The Antidote to The Egel
They took to the streets, gathering in numbers and strength, shouting their demands at Aharon. They spoke at him saying: “Get up! Make for us an elohim!” This was the am, as in the pasuq: vayiqahel ha’am al Aharon, and the am, gathered against Aharon. This group did not include the entire nation, it was exclusively the ereb rab, the mixed multitude, those who joined Benei Yisrael on their exit from The House of Bondage (Egypt).
The am, the ereb rab, were but a small group of people, who during this moment, called all the shots. They directed the leadership, and made their demands. They used coercion and imposed themselves on Benei Yisrael. They set themselves up as the leaders and directors of the community, and charted a new direction.
Moshe was standing before the Creator of The World, so enraptured by the experience that he had no need for food or water for forty days. Nearing the end of Moshe’s experience, Yehoshua tells Moshe the sound of battle is in the camp! Moshe listened carefully, and noted, this was not the sound of military victory or loss, it was the sound of distress, the sound of oppression.

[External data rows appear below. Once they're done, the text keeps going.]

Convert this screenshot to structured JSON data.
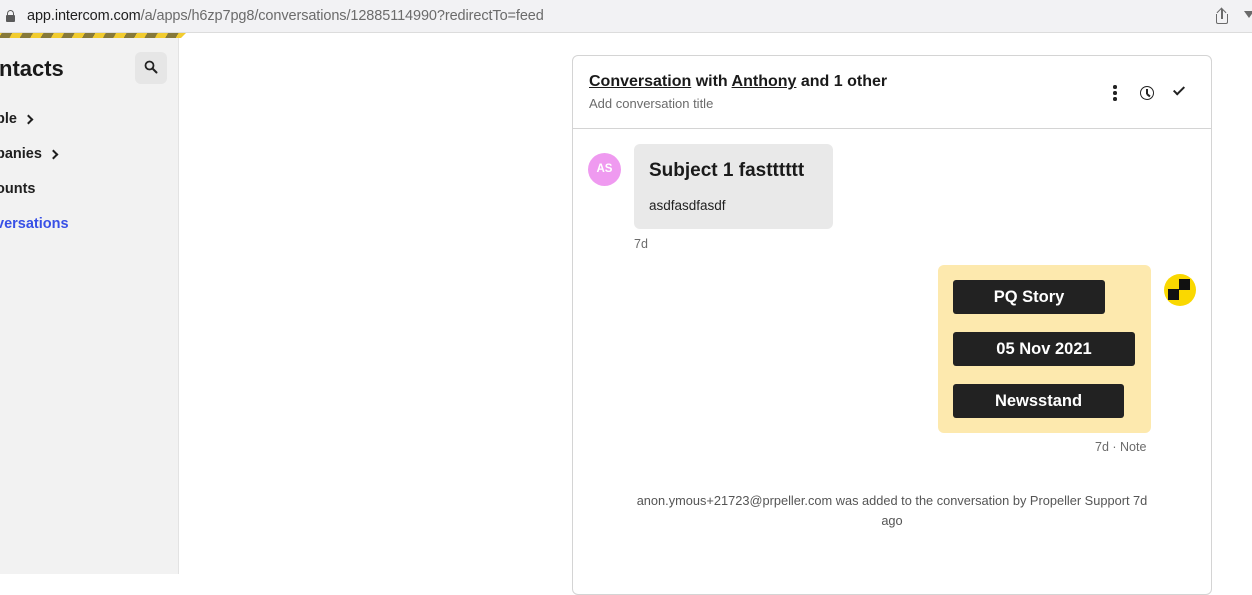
{
  "browser": {
    "url_host": "app.intercom.com",
    "url_path": "/a/apps/h6zp7pg8/conversations/12885114990?redirectTo=feed",
    "icons": [
      "lock-icon",
      "share-icon",
      "filter-icon"
    ]
  },
  "sidebar": {
    "title": "ntacts",
    "search_icon": "search-icon",
    "items": [
      {
        "label": "ple",
        "has_chevron": true,
        "active": false
      },
      {
        "label": "panies",
        "has_chevron": true,
        "active": false
      },
      {
        "label": "ounts",
        "has_chevron": false,
        "active": false
      },
      {
        "label": "versations",
        "has_chevron": false,
        "active": true
      }
    ],
    "active_color": "#3850e6"
  },
  "conversation": {
    "title_link1": "Conversation",
    "title_mid": " with ",
    "title_link2": "Anthony",
    "title_tail": " and 1 other",
    "subtitle": "Add conversation title",
    "actions": [
      "more-options-icon",
      "snooze-clock-icon",
      "close-check-icon"
    ],
    "messages": [
      {
        "type": "user",
        "avatar_initials": "AS",
        "avatar_color": "#ef9af0",
        "subject": "Subject 1 fastttttt",
        "body": "asdfasdfasdf",
        "time": "7d"
      },
      {
        "type": "note",
        "background": "#fde9ae",
        "tags": [
          "PQ Story",
          "05 Nov 2021",
          "Newsstand"
        ],
        "meta": "7d · Note"
      }
    ],
    "event": "anon.ymous+21723@prpeller.com was added to the conversation by Propeller Support 7d ago"
  }
}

This is the society the ereb rab were familiar with, a hierarchy established and maintained through violence. They did not see themselves under the rule of law. They created the rules. That is why they did not have any hesitation for carnage, destruction, and illicit behavior. They were a mob.
In a mob, the individual does not matter, besides for his value as an increase in the size of the crowd. There is equality, but no individuality. This point is made by Elias Canetti, a Sephardic Nobel Laureate in his book Crowds and Power:
“Within the crowd there is equality. This is absolute and indisputable and never questioned by the crowd itself. It is of fundamental importance, and one might even define a crowd as a state of absolute equality…”
Once the mob gained power they got up to ‘play,’ vayaqumu lesaheq, which according to our Hakhamim means murder and licentiousness. This is the attitude of the mob, everything is made light, rules and values don’t matter, the value of an individual, their relationships or property. That is why destruction is left in their wake. It is the attitude of ‘I was just joking’ after having done something horrid and cruel.
The solution to the mob is not dispersion, as this will create chaos and eventually a new mob. The antidote is individuality within the community. Moshe spoke to each individual member of Benei Yisrael and asked them for their individual voluntary contribution. There was no fear of harm from the group or its leaders, only a call for volunteerism. Each person asked to offer their unique capabilities to the group.
Benei Yisrael were instructed to bring forth their unique offering to the community, their individuality. With the mob, by the het haegel, the direction was: ‘Bring me Jewelry!’ This was said by Aharon, but was under the duress of the ereb rab. The statement was first and foremost a directive, Aharon was not asking, he was telling the people: ‘Bring to me!’ parequ nizmei hazahab! This was the voice of the mob. In this directive, there was no room for individuality, everyone was told to bring the exact same thing, nizmei hazahab, golden nose rings.
Moshe, in contrast, spoke with Benei Yisrael. He engaged with them. He did not command, intimidate or coerce, but rather asked for volunteerism, as he said: ‘Anyone who feels moved, bring a donation to God,’ kol nedib libo yebieha et Terumat Hashem. He asked the Qehila, the congregation, to think about what they could uniquely offer the community. There were many options, such as metals: gold, silver and copper, zahab, vakheseph unhoshet. One could also choose to bring leather, orot eilim or orot tehashim. Wood, esim, oil, shemen, spices, qetoret, precious stones, abnei miluim, were also possibilities. Beyond these resources and materials, one could donate their talent and craftsmanship to the building of the Mishkan and its vessels, vekhol Hakham leb bakhem yabou veya’asu et kol asher siva Hashem.
The antidote to the Egel was when Moshe gathered the people, vayaqhel Moshe et-kol-adat Benei Yisrael, and Moshe gathered the entire nation of the children of Yisrael. Moshe created the qehila when invited the people to join a collective as individuals. The people came forth on their own volition, offering their distinctive contribution and brought even more than was asked for. This is in stark contrast to the only other time in Tanakh that we have this term, with Aharon, by the het haegel.
When we became a qehila¸ we became an engaged community, with participation from all members. This type of community is the one we seek to build, the model established by Moshe Rabbenu. To do this, we should each look inside ourselves and think about what we can uniquely offer to our community. What unique skills, connections, abilities do we have that will enrich the life of those around me. Let us become the qehila that Moshe modeled for us.
Rabbi Meyer Laniado
 Shemot 32:1
 Our Hakhamim tell us the am refers to the ereb rab. See Rashi Shemot 32:7
 Debarim 9:9
 Shemot 32:18
 Shemot 32:6
 Ibid. Rashi
 Shemot 32:2
 Shemot 35:5
 Shemot 36:6-7